WORK TO COMPLETE: Restate the entries below verbatim.

*** Opening EXERCISE DATA ***

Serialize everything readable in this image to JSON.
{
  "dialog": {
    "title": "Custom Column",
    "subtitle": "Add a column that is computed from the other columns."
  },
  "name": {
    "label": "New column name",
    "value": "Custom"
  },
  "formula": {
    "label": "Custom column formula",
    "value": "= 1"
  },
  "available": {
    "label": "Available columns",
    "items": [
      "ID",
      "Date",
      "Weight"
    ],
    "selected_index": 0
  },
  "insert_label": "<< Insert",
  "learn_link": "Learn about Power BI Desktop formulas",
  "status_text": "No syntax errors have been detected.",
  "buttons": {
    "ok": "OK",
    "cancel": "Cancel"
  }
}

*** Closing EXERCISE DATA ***

EXERCISE OUTPUT:
Serialize everything readable in this image to JSON.
{
  "dialog": {
    "title": "Custom Column",
    "subtitle": "Add a column that is computed from the other columns."
  },
  "name": {
    "label": "New column name",
    "value": "Custom"
  },
  "formula": {
    "label": "Custom column formula",
    "value": "= 1"
  },
  "available": {
    "label": "Available columns",
    "items": [
      "ID",
      "Date",
      "Weight"
    ],
    "selected_index": 0
  },
  "insert_label": "<< Insert",
  "learn_link": "Learn about Power BI Desktop formulas",
  "status_text": "No syntax errors have been detected.",
  "buttons": {
    "ok": "OK",
    "cancel": "Cancel"
  }
}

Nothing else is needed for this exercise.